Problem to solve — Could each entry below be written out exactly, with every picture dropped?

Source material —
━━━━━━━━━━━━━━━━
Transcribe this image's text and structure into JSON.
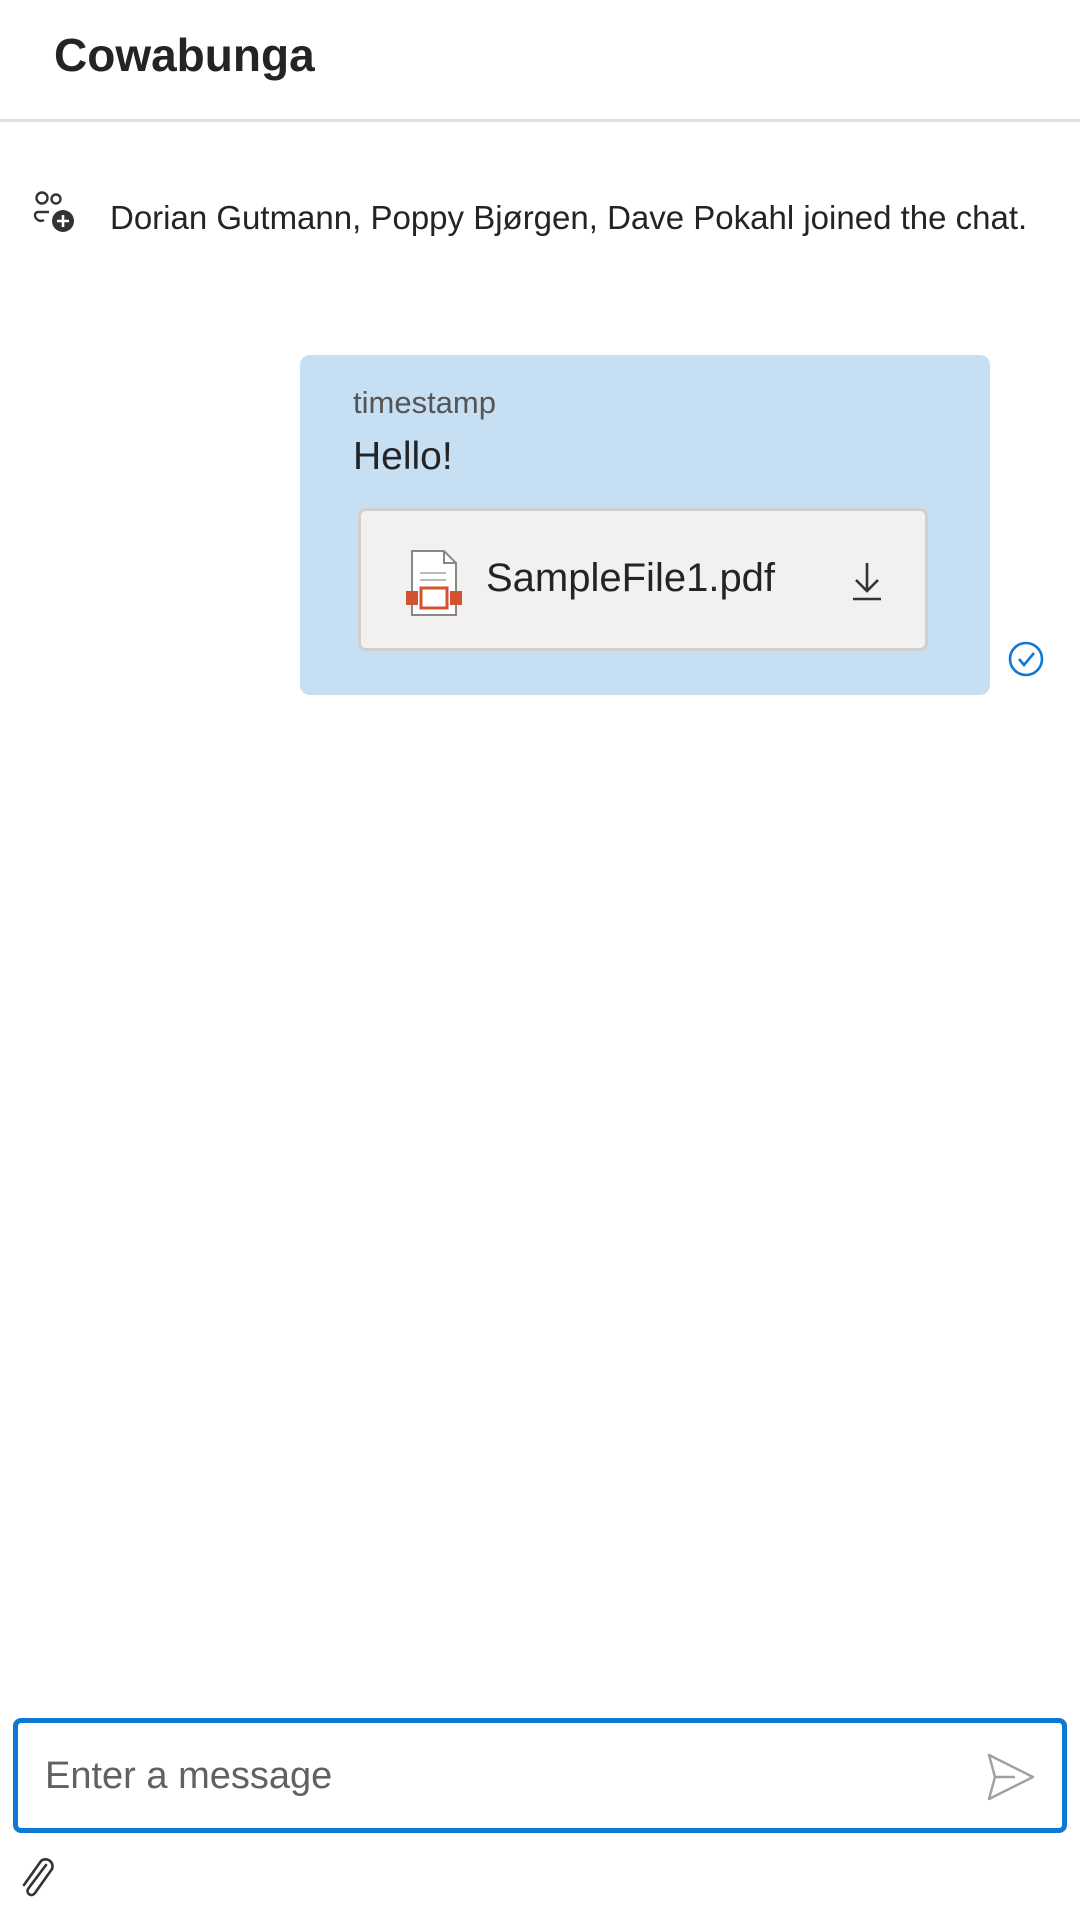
{
  "header": {
    "title": "Cowabunga"
  },
  "system_message": {
    "icon": "person-add-icon",
    "text": "Dorian Gutmann, Poppy Bjørgen, Dave Pokahl joined the chat."
  },
  "message": {
    "timestamp": "timestamp",
    "text": "Hello!",
    "attachment": {
      "name": "SampleFile1.pdf",
      "icon": "pdf-file-icon",
      "action_icon": "download-icon"
    },
    "status_icon": "read-check-icon"
  },
  "composer": {
    "placeholder": "Enter a message",
    "value": "",
    "send_icon": "send-icon",
    "attach_icon": "paperclip-icon"
  },
  "colors": {
    "bubble": "#c7dff3",
    "accent": "#0f78d4",
    "pdf": "#d35230"
  }
}
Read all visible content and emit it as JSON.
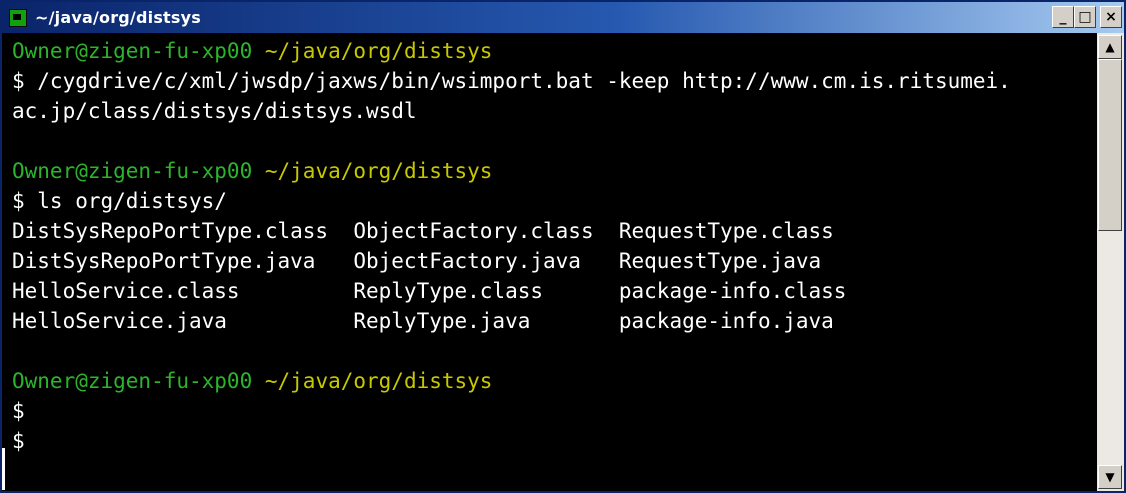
{
  "window": {
    "title": "~/java/org/distsys"
  },
  "controls": {
    "minimize": "_",
    "maximize": "□",
    "close": "×"
  },
  "terminal": {
    "lines": [
      {
        "prompt": "Owner@zigen-fu-xp00",
        "path": "~/java/org/distsys"
      },
      {
        "text": "$ /cygdrive/c/xml/jwsdp/jaxws/bin/wsimport.bat -keep http://www.cm.is.ritsumei."
      },
      {
        "text": "ac.jp/class/distsys/distsys.wsdl"
      },
      {
        "text": ""
      },
      {
        "prompt": "Owner@zigen-fu-xp00",
        "path": "~/java/org/distsys"
      },
      {
        "text": "$ ls org/distsys/"
      },
      {
        "text": "DistSysRepoPortType.class  ObjectFactory.class  RequestType.class"
      },
      {
        "text": "DistSysRepoPortType.java   ObjectFactory.java   RequestType.java"
      },
      {
        "text": "HelloService.class         ReplyType.class      package-info.class"
      },
      {
        "text": "HelloService.java          ReplyType.java       package-info.java"
      },
      {
        "text": ""
      },
      {
        "prompt": "Owner@zigen-fu-xp00",
        "path": "~/java/org/distsys"
      },
      {
        "text": "$"
      },
      {
        "text": "$"
      }
    ]
  },
  "scrollbar": {
    "up": "▲",
    "down": "▼"
  },
  "colors": {
    "prompt": "#2cb52c",
    "path": "#c8c800",
    "text": "#ffffff",
    "background": "#000000"
  }
}
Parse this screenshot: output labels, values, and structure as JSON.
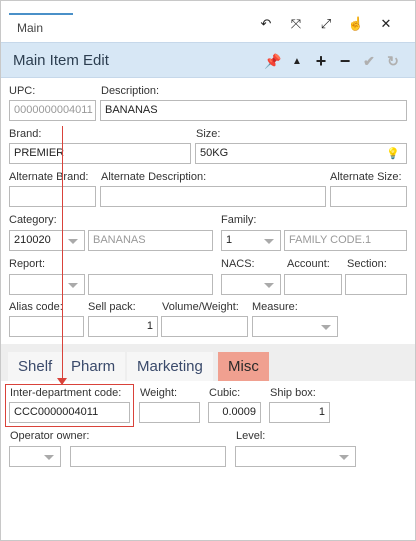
{
  "top_tab": {
    "label": "Main"
  },
  "top_icons": [
    "undo-icon",
    "collapse-icon",
    "expand-icon",
    "pointer-icon",
    "close-icon"
  ],
  "header": {
    "title": "Main Item Edit",
    "icons": [
      "pin-icon",
      "caret-up-icon",
      "plus-icon",
      "minus-icon",
      "check-icon",
      "reset-icon"
    ]
  },
  "form": {
    "upc": {
      "label": "UPC:",
      "value": "0000000004011"
    },
    "description": {
      "label": "Description:",
      "value": "BANANAS"
    },
    "brand": {
      "label": "Brand:",
      "value": "PREMIER"
    },
    "size": {
      "label": "Size:",
      "value": "50KG"
    },
    "alt_brand": {
      "label": "Alternate Brand:",
      "value": ""
    },
    "alt_description": {
      "label": "Alternate Description:",
      "value": ""
    },
    "alt_size": {
      "label": "Alternate Size:",
      "value": ""
    },
    "category": {
      "label": "Category:",
      "code": "210020",
      "name": "BANANAS"
    },
    "family": {
      "label": "Family:",
      "code": "1",
      "name": "FAMILY CODE.1"
    },
    "report": {
      "label": "Report:"
    },
    "nacs": {
      "label": "NACS:"
    },
    "account": {
      "label": "Account:"
    },
    "section": {
      "label": "Section:"
    },
    "alias_code": {
      "label": "Alias code:",
      "value": ""
    },
    "sell_pack": {
      "label": "Sell pack:",
      "value": "1"
    },
    "volume_weight": {
      "label": "Volume/Weight:",
      "value": ""
    },
    "measure": {
      "label": "Measure:"
    }
  },
  "tabs": [
    {
      "label": "Shelf",
      "active": false
    },
    {
      "label": "Pharm",
      "active": false
    },
    {
      "label": "Marketing",
      "active": false
    },
    {
      "label": "Misc",
      "active": true
    }
  ],
  "misc": {
    "inter_dept": {
      "label": "Inter-department code:",
      "value": "CCC0000004011"
    },
    "weight": {
      "label": "Weight:",
      "value": ""
    },
    "cubic": {
      "label": "Cubic:",
      "value": "0.0009"
    },
    "ship_box": {
      "label": "Ship box:",
      "value": "1"
    },
    "operator_owner": {
      "label": "Operator owner:"
    },
    "level": {
      "label": "Level:"
    }
  },
  "colors": {
    "header_bg": "#d7e7f5",
    "active_tab": "#f0a090",
    "annotation": "#d9423a",
    "accent": "#4a90c8"
  }
}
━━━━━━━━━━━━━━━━
Task result —
Transcribe this image's text and structure into JSON.
{
  "header": {
    "title": "Cowabunga"
  },
  "system_message": {
    "icon": "person-add-icon",
    "text": "Dorian Gutmann, Poppy Bjørgen, Dave Pokahl joined the chat."
  },
  "message": {
    "timestamp": "timestamp",
    "text": "Hello!",
    "attachment": {
      "name": "SampleFile1.pdf",
      "icon": "pdf-file-icon",
      "action_icon": "download-icon"
    },
    "status_icon": "read-check-icon"
  },
  "composer": {
    "placeholder": "Enter a message",
    "value": "",
    "send_icon": "send-icon",
    "attach_icon": "paperclip-icon"
  },
  "colors": {
    "bubble": "#c7dff3",
    "accent": "#0f78d4",
    "pdf": "#d35230"
  }
}
Read all visible content and emit it as JSON.
{
  "window": {
    "title": "~/java/org/distsys"
  },
  "controls": {
    "minimize": "_",
    "maximize": "□",
    "close": "×"
  },
  "terminal": {
    "lines": [
      {
        "prompt": "Owner@zigen-fu-xp00",
        "path": "~/java/org/distsys"
      },
      {
        "text": "$ /cygdrive/c/xml/jwsdp/jaxws/bin/wsimport.bat -keep http://www.cm.is.ritsumei."
      },
      {
        "text": "ac.jp/class/distsys/distsys.wsdl"
      },
      {
        "text": ""
      },
      {
        "prompt": "Owner@zigen-fu-xp00",
        "path": "~/java/org/distsys"
      },
      {
        "text": "$ ls org/distsys/"
      },
      {
        "text": "DistSysRepoPortType.class  ObjectFactory.class  RequestType.class"
      },
      {
        "text": "DistSysRepoPortType.java   ObjectFactory.java   RequestType.java"
      },
      {
        "text": "HelloService.class         ReplyType.class      package-info.class"
      },
      {
        "text": "HelloService.java          ReplyType.java       package-info.java"
      },
      {
        "text": ""
      },
      {
        "prompt": "Owner@zigen-fu-xp00",
        "path": "~/java/org/distsys"
      },
      {
        "text": "$"
      },
      {
        "text": "$"
      }
    ]
  },
  "scrollbar": {
    "up": "▲",
    "down": "▼"
  },
  "colors": {
    "prompt": "#2cb52c",
    "path": "#c8c800",
    "text": "#ffffff",
    "background": "#000000"
  }
}
Parse this screenshot: output labels, values, and structure as JSON.
{
  "top_tab": {
    "label": "Main"
  },
  "top_icons": [
    "undo-icon",
    "collapse-icon",
    "expand-icon",
    "pointer-icon",
    "close-icon"
  ],
  "header": {
    "title": "Main Item Edit",
    "icons": [
      "pin-icon",
      "caret-up-icon",
      "plus-icon",
      "minus-icon",
      "check-icon",
      "reset-icon"
    ]
  },
  "form": {
    "upc": {
      "label": "UPC:",
      "value": "0000000004011"
    },
    "description": {
      "label": "Description:",
      "value": "BANANAS"
    },
    "brand": {
      "label": "Brand:",
      "value": "PREMIER"
    },
    "size": {
      "label": "Size:",
      "value": "50KG"
    },
    "alt_brand": {
      "label": "Alternate Brand:",
      "value": ""
    },
    "alt_description": {
      "label": "Alternate Description:",
      "value": ""
    },
    "alt_size": {
      "label": "Alternate Size:",
      "value": ""
    },
    "category": {
      "label": "Category:",
      "code": "210020",
      "name": "BANANAS"
    },
    "family": {
      "label": "Family:",
      "code": "1",
      "name": "FAMILY CODE.1"
    },
    "report": {
      "label": "Report:"
    },
    "nacs": {
      "label": "NACS:"
    },
    "account": {
      "label": "Account:"
    },
    "section": {
      "label": "Section:"
    },
    "alias_code": {
      "label": "Alias code:",
      "value": ""
    },
    "sell_pack": {
      "label": "Sell pack:",
      "value": "1"
    },
    "volume_weight": {
      "label": "Volume/Weight:",
      "value": ""
    },
    "measure": {
      "label": "Measure:"
    }
  },
  "tabs": [
    {
      "label": "Shelf",
      "active": false
    },
    {
      "label": "Pharm",
      "active": false
    },
    {
      "label": "Marketing",
      "active": false
    },
    {
      "label": "Misc",
      "active": true
    }
  ],
  "misc": {
    "inter_dept": {
      "label": "Inter-department code:",
      "value": "CCC0000004011"
    },
    "weight": {
      "label": "Weight:",
      "value": ""
    },
    "cubic": {
      "label": "Cubic:",
      "value": "0.0009"
    },
    "ship_box": {
      "label": "Ship box:",
      "value": "1"
    },
    "operator_owner": {
      "label": "Operator owner:"
    },
    "level": {
      "label": "Level:"
    }
  },
  "colors": {
    "header_bg": "#d7e7f5",
    "active_tab": "#f0a090",
    "annotation": "#d9423a",
    "accent": "#4a90c8"
  }
}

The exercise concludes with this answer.